Shortly after this, I started to see more EMS vehicles and I tried not to look at them. I didn’t want to think about hitting “the wall.” I purposefully looked away as soon as I noticed any medical personnel. I went back and forth with a guy who was moaning, groaning and limping. The third time I ran by him, he said “Not you again!” I asked him if he was OK. He grimaced and said “yeah” weakly. I was relieved to get far enough away that I couldn’t hear him. He was the only person I saw who appeared to be hitting the infamous wall.
I had explored different points along the course the day before and was enthused as I passed by each landmark. I knew the end was near. By mile 23, my calves were shot and my shins felt mostly numb. The rain had stopped and I had peeled away from anyone that I had been chatting with. I was on my own. I know it sounds crazy but this was point I realized I actually was having “fun.” I just knew I was going to make it all the way even if I walked. My dream was alive!

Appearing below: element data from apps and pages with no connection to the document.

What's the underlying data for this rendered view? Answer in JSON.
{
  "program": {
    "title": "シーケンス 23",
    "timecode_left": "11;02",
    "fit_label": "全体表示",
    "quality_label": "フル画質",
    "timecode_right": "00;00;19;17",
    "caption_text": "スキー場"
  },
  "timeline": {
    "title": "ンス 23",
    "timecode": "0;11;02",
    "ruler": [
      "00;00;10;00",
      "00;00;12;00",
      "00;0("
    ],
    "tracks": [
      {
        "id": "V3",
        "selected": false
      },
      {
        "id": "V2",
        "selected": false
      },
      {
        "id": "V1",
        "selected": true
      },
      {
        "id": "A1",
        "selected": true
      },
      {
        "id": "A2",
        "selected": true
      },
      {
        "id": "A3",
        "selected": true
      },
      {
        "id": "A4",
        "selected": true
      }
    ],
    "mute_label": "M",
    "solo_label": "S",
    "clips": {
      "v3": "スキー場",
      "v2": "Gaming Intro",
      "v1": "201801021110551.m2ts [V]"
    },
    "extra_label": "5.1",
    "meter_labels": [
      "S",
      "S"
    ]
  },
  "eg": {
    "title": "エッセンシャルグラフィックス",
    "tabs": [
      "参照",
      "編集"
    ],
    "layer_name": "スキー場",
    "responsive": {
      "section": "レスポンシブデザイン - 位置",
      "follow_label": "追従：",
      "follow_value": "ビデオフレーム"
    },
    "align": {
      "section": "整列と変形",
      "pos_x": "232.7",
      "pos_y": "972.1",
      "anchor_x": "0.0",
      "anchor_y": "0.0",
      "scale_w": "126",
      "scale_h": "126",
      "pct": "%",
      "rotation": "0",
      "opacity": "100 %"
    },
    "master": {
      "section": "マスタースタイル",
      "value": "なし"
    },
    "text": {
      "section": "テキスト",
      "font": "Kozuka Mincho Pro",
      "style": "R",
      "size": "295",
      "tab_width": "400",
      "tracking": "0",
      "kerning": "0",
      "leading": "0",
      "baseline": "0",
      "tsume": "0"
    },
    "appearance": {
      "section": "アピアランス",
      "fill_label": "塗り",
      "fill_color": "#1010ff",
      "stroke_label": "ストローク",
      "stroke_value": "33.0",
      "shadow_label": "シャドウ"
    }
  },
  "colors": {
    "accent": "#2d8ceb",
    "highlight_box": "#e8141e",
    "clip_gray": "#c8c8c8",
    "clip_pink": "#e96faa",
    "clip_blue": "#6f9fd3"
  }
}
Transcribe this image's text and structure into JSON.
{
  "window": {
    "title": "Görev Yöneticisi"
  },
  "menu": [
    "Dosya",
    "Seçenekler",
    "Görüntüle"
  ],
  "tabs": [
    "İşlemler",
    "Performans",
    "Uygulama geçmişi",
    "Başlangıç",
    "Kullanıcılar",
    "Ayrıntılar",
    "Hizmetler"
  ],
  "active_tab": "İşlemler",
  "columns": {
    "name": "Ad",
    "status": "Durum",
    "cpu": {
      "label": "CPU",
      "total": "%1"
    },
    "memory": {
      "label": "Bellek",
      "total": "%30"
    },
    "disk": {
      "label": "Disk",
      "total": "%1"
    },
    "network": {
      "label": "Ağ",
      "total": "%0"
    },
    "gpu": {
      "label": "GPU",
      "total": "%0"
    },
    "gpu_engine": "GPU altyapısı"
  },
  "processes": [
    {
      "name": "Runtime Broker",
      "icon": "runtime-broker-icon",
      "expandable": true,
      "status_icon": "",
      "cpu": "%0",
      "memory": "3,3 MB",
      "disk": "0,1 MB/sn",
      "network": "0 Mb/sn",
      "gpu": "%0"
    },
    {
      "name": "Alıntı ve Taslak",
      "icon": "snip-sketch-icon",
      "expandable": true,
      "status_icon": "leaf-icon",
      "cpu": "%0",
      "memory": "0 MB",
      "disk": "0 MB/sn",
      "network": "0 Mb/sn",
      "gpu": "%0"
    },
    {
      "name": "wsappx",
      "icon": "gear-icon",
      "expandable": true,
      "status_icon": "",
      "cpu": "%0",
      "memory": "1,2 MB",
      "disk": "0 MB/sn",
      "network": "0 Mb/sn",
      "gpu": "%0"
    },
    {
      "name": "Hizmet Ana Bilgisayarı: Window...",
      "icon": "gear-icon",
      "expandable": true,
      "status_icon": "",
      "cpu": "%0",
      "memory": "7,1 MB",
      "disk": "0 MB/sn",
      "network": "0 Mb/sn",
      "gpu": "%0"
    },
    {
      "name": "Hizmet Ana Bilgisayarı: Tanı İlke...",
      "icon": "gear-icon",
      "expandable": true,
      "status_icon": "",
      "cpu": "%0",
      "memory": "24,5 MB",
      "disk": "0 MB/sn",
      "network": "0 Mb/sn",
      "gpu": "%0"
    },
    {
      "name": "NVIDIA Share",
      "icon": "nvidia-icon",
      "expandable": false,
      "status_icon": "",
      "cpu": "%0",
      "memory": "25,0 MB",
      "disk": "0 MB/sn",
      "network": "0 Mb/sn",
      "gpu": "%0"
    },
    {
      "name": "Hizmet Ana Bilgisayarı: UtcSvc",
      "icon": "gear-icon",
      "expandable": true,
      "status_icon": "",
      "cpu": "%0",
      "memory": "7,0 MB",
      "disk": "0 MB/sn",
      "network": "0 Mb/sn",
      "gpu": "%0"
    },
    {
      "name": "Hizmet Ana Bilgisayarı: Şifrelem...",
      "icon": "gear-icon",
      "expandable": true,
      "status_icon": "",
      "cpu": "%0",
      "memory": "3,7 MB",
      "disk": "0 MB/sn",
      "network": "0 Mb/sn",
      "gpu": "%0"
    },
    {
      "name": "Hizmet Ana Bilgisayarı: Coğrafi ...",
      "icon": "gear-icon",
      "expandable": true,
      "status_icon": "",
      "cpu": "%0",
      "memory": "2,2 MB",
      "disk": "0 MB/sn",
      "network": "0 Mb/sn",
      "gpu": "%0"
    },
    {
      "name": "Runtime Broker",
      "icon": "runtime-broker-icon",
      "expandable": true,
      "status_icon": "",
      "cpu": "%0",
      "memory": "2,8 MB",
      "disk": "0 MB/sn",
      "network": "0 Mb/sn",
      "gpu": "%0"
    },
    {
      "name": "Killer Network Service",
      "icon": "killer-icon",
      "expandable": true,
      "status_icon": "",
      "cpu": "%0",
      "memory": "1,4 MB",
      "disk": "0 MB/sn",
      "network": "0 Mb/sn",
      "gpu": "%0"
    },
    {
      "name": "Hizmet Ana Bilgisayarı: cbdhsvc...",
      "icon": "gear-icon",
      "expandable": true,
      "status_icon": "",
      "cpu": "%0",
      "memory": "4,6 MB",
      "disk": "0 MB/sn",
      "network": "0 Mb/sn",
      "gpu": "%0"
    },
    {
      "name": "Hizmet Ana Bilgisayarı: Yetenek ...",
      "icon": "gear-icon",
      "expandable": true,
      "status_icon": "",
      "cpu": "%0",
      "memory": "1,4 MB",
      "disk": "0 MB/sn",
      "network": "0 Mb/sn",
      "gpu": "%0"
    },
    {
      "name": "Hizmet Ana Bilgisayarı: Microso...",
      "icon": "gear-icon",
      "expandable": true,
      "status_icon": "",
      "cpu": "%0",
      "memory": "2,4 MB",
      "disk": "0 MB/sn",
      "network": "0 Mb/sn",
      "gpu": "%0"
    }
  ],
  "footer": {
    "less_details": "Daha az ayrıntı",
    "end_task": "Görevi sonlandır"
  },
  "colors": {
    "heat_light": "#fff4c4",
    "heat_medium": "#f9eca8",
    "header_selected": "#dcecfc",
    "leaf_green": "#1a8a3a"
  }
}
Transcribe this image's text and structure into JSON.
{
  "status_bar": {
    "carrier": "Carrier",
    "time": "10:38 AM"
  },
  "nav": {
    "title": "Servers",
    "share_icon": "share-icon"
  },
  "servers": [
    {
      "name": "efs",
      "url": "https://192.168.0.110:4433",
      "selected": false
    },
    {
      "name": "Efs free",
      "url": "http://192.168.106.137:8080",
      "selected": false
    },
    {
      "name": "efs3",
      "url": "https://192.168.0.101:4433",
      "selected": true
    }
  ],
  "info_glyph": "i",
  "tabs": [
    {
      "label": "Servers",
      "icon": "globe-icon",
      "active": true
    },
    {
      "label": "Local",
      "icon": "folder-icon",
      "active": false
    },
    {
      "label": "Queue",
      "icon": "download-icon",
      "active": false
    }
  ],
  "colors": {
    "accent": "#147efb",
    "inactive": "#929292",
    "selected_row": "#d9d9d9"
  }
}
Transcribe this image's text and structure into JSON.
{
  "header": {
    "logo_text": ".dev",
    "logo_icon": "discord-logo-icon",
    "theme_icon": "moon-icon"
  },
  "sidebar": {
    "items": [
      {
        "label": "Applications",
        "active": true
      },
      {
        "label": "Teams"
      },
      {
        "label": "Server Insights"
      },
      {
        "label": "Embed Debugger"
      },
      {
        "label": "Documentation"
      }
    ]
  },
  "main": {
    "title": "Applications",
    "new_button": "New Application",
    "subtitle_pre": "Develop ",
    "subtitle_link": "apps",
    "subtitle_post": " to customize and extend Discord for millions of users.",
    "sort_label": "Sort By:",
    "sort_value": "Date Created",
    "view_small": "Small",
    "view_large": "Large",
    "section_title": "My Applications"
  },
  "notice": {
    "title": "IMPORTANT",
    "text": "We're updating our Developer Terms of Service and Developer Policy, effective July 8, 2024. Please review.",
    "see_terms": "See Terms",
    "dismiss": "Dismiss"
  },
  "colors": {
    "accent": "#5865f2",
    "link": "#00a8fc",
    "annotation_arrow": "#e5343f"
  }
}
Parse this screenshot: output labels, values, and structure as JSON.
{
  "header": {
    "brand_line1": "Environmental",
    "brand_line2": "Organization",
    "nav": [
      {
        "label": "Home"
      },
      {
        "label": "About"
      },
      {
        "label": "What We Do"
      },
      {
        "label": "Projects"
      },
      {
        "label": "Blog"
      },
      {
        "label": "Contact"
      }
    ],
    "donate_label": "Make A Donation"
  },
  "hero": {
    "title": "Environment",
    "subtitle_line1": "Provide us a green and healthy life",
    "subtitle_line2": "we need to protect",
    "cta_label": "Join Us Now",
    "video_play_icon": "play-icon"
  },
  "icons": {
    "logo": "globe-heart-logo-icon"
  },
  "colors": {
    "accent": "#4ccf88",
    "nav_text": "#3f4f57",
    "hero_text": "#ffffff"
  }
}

The last mile was a gradual uphill. As I turned the final corner and left the path, I had to “jump” onto a curb. I’m glad I was able to clear it! All I had to do now was cross the bridge and run past the crowd of cheering spectators. I attempted to pick up my pace and I’d like to think I did. I’m pretty sure that I improved my form a little, but I hadn’t left much on the course to spare. I arrived to the finish line with a huge smile on my face. I took my hat off and threw my arms in the air, just like Lorraine said to do after every run. I proudly walked into the crowd. I didn’t feel like bursting into tears, as I had been told I would. I was simply filled with the sense of accomplishment that I had earned. That was all I needed. I had qualified for the Boston Marathon with plenty of time to spare!
My online friends have suggested that I change my username. That isn’t going to happen because I am, and will always be a “wannaberunner”. I know I have a long way to go before I reach my full potential. I have so much to learn but I am off to a good start. I look forward to training for the Boston Marathon and continuing to set new PRs in many distances with the support of my family, friends, my massage therapist, my physical therapist and his staff, Lorraine Moller and of course, Nobby Hashizume. This wannaberunner’s story has only just begun.
Today, on the anniversary of my first 5K, my 12-year-old daughter placed 1st overall female in the Elorapalooza 5K! I hope she realizes that if she wants to, she can be a “great runner!” Maybe wannaberunner2?
Thank you Nobby, a million times for being a spectacular Lydiard advocate and sharing all that you know. I would also like to thank you for sharing the gifts that are innately your own.